Infusing lean development principles from his app development background, Ben calls 555’s approach ‘lean storytelling’. 

"It's about seeing if the fans are going to enjoy this, so we're not wasting years on development." This lean storytelling model represents a shift from traditional, linear content creation to a growing trend where audience feedback isn't just a metric, but a driving force of narratives.

With technology like AI and Unreal Engine lowering costs, experimentation can be faster than ever too. HaZ notes how the positive reaction to the Red Robot in Rift’s trailer, meant they could give that character more lines, and then spin off deeper stories about that character because the turnaround times are short, and the assets are ready to go. 

“Anyone can make a TikTok but not everyone can create a movie,” Ben notes. A truth that has recently been embodied by ReelShort, the Chinese app, like Quibi but with a catch: instead of Hollywood hitters, it is cheesy D-grade soap operas meets Hallmark films.

Without the high sunk cost of movies ReelShort churns out 50+ “episodes” that are 90 to 120 seconds each, giving them tons of shots on goal to figure out what content is resonating with the audience. Techcrunch estimates the app has been downloaded 11 million times, generating $22M. Conversely, Quibi raised $2bn, hiring Hollywood A-Listers, and reached only 500,000 paying subscribers for its high production pre-made content.
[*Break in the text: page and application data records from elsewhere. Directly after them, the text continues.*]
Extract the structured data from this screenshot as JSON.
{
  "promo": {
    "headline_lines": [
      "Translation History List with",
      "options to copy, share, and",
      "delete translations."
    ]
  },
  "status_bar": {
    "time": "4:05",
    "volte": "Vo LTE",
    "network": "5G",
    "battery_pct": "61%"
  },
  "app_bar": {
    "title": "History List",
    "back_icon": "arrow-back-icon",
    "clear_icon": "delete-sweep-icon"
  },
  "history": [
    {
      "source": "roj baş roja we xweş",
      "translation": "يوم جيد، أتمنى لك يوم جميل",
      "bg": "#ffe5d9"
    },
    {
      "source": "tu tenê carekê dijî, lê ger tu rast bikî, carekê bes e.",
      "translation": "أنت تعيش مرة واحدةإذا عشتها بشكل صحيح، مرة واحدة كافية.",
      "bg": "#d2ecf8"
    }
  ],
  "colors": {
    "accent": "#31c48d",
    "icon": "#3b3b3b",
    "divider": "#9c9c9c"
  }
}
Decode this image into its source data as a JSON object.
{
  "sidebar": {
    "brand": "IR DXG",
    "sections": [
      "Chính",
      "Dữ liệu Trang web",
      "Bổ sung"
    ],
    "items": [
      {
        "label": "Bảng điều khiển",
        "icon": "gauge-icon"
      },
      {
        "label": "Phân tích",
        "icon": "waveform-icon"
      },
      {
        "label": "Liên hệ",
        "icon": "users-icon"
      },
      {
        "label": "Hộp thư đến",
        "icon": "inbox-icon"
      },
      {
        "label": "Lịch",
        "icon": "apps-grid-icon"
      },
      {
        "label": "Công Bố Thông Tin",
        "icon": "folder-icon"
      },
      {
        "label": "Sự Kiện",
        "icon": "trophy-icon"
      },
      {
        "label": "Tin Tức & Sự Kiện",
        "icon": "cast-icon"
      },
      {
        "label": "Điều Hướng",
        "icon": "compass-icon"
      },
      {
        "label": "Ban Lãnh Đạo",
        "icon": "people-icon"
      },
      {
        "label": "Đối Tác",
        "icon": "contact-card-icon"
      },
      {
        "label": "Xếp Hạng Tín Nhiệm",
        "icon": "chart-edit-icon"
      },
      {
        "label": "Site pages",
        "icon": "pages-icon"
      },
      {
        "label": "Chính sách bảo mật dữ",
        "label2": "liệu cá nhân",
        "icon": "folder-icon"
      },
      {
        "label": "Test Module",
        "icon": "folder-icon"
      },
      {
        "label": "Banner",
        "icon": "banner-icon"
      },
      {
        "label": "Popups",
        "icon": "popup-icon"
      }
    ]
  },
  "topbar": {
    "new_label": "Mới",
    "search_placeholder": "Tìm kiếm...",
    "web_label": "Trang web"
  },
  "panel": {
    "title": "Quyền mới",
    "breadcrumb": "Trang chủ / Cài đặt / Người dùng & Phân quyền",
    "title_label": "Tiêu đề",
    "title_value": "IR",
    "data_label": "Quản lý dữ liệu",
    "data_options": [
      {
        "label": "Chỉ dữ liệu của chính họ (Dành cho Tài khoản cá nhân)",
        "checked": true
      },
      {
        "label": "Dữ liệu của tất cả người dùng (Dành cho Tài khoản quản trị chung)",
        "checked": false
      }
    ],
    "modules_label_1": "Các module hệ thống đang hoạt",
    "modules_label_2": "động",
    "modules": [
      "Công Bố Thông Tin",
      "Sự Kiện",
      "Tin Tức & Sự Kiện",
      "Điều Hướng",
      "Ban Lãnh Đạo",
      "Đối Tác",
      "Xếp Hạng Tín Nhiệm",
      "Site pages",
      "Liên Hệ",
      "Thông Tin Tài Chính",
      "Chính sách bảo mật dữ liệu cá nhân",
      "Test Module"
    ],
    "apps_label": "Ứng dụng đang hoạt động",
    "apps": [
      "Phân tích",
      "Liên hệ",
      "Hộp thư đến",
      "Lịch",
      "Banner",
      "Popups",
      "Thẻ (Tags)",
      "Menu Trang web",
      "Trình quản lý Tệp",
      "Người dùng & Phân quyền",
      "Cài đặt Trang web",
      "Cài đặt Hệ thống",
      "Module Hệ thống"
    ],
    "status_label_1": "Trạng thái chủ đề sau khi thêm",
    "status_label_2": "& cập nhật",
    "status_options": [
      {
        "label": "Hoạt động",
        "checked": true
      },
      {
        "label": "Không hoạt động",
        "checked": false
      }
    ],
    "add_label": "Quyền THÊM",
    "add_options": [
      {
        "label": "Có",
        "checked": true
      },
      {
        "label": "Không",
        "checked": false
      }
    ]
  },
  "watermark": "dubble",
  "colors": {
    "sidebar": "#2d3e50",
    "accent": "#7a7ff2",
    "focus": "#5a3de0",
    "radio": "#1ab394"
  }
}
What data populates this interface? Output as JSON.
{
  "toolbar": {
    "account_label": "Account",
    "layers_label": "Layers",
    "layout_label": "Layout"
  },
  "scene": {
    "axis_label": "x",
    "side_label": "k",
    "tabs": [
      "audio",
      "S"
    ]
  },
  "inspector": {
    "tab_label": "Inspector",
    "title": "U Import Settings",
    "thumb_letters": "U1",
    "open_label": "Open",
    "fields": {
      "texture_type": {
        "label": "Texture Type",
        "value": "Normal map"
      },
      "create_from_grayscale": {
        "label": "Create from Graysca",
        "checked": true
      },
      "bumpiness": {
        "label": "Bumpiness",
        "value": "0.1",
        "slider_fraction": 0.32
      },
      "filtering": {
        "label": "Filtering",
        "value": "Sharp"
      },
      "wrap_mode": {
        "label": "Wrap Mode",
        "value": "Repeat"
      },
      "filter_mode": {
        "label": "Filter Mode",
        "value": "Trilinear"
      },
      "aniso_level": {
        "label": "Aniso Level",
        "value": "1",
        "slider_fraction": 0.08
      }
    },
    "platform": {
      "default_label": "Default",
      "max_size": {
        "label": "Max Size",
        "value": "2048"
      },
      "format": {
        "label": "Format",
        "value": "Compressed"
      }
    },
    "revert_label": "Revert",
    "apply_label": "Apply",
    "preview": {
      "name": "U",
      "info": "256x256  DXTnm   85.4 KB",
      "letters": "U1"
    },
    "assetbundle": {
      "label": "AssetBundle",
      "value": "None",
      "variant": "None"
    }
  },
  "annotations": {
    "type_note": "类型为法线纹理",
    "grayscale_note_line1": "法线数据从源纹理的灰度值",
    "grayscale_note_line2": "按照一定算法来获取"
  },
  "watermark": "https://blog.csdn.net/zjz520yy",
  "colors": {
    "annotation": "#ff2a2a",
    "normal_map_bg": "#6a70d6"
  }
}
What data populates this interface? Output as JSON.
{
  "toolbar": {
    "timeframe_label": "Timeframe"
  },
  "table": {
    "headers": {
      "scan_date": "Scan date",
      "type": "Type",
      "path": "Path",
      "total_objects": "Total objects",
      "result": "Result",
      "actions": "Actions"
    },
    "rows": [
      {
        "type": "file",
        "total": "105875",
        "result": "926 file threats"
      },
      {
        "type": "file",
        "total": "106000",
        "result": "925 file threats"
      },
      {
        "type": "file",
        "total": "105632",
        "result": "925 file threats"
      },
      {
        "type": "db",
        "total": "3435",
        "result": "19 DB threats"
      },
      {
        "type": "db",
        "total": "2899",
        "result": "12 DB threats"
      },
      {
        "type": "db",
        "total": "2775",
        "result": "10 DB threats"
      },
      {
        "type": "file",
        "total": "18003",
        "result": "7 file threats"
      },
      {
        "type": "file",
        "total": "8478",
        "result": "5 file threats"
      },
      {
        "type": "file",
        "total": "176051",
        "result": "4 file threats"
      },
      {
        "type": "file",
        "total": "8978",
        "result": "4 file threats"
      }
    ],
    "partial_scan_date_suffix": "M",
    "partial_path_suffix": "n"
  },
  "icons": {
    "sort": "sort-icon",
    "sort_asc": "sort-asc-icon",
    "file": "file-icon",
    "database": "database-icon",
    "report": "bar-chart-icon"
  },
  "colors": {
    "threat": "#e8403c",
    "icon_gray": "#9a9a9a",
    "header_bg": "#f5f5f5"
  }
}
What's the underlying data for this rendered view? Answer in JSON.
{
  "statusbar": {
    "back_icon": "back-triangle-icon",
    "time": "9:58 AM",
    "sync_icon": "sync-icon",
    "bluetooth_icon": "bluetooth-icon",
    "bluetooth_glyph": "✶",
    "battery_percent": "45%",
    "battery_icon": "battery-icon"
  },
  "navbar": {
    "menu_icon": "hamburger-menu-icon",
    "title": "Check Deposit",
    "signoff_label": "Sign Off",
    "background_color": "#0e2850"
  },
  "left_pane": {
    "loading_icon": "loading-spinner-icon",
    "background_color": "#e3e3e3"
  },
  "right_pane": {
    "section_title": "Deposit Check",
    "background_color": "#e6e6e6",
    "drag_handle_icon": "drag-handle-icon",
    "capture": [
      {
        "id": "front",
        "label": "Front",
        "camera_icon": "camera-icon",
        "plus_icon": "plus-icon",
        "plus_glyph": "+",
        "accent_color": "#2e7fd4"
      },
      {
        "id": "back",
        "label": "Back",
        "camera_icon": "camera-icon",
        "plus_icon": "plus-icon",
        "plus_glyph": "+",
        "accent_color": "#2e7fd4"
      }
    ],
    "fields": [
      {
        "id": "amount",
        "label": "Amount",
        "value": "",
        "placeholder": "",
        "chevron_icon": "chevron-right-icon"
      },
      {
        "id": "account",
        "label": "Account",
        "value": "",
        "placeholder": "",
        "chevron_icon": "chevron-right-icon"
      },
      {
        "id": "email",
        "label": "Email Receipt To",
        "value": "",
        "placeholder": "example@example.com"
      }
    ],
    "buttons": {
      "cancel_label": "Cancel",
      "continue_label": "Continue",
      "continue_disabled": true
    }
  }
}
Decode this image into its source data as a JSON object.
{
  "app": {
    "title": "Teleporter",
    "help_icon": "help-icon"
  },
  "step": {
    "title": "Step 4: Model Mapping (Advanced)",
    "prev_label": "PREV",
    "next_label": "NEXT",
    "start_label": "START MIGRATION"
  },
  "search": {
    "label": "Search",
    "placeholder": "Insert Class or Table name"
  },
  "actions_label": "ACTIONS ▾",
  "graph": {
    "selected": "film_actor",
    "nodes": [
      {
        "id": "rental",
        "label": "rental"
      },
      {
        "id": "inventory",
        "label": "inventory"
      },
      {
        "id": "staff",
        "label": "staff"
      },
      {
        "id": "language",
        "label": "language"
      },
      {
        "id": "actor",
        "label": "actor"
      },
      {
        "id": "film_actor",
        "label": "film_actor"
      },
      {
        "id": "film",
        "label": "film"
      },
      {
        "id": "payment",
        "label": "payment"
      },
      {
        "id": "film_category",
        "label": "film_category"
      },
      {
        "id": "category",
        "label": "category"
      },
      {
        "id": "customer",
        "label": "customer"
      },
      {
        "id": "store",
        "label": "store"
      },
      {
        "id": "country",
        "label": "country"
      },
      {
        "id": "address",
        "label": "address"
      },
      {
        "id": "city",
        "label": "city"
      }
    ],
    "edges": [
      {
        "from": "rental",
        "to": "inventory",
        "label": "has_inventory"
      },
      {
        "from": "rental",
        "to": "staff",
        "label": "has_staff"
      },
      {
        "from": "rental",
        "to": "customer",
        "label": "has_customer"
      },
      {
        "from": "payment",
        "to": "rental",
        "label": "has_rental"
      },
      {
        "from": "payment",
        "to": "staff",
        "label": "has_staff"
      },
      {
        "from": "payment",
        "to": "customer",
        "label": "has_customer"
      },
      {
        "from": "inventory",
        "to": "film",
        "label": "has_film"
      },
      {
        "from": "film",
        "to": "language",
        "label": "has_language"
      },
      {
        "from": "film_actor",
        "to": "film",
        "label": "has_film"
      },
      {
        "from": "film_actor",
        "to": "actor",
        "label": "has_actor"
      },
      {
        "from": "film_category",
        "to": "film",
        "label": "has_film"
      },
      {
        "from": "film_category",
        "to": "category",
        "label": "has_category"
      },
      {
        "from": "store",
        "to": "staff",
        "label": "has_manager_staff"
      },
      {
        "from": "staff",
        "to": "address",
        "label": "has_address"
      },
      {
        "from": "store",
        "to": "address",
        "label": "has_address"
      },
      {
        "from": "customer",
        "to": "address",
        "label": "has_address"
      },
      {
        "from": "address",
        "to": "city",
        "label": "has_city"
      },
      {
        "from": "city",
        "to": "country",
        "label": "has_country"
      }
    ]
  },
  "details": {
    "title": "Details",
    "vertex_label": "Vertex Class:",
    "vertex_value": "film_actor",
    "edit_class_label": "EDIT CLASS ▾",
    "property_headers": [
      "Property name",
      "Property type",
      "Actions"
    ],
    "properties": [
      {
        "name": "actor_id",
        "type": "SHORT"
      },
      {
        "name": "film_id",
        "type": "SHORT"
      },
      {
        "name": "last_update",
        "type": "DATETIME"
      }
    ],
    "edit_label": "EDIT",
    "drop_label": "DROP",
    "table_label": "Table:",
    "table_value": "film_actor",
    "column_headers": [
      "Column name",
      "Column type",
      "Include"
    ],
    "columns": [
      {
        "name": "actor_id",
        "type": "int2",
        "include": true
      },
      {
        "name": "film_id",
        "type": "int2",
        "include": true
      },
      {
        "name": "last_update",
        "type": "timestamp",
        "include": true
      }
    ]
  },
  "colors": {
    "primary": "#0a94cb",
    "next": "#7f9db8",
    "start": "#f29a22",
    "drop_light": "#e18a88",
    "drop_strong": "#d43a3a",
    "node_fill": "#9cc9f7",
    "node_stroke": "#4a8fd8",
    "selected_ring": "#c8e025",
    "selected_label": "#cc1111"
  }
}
Social Media as Storytelling’s Next Arena 

“Transmedia storytelling in the social media era is about engaging audiences where they already are,” says Ben.

Offering a more interactive and two-way communication compared to traditional media.

Social media is undergoing a transformation similar to the shift from factual to fictional content in radio, exemplified by the "War of the Worlds" broadcast.

Today, platforms like those hosting VTubers are at a pivotal point, transitioning from traditional information sharing to immersive fictional storytelling. This evolution represents a significant change in how narratives are crafted and consumed, with social media becoming a space where fiction is not only presented but interactively experienced, inviting audience participation in shaping the story.

Like Transmedia, VTubers aren’t new - 90s Lara Croft sold SEAT, Lucozade, and Visa to adults, all on her “coolness” factor - but unlike Lara, modern influencers need to be able to engage their audiences directly; respond to comments, be more emotionally accessible, and build up community.

It’s with this mix of community and IP that there could be real potential in the Transmedia space.

Investment Landscape:

Ironically, the Quibi failing in light of ReelShort and 555’s success suggests a significant opportunity for investment into the next wave of Transmedia.

Rather than strong IP simply concentrating the upside, in the last few years, new platforms have legitimately provided venture scale opportunities for small studios to compete on level playing fields with legacy - and IP wielding - studios.

If the foundational media consolidations in the early 20th century to the strategic corporate manoeuvres of today continue, the next wave of integrations could be across UEFN, Social, Roblox or UGC led studios.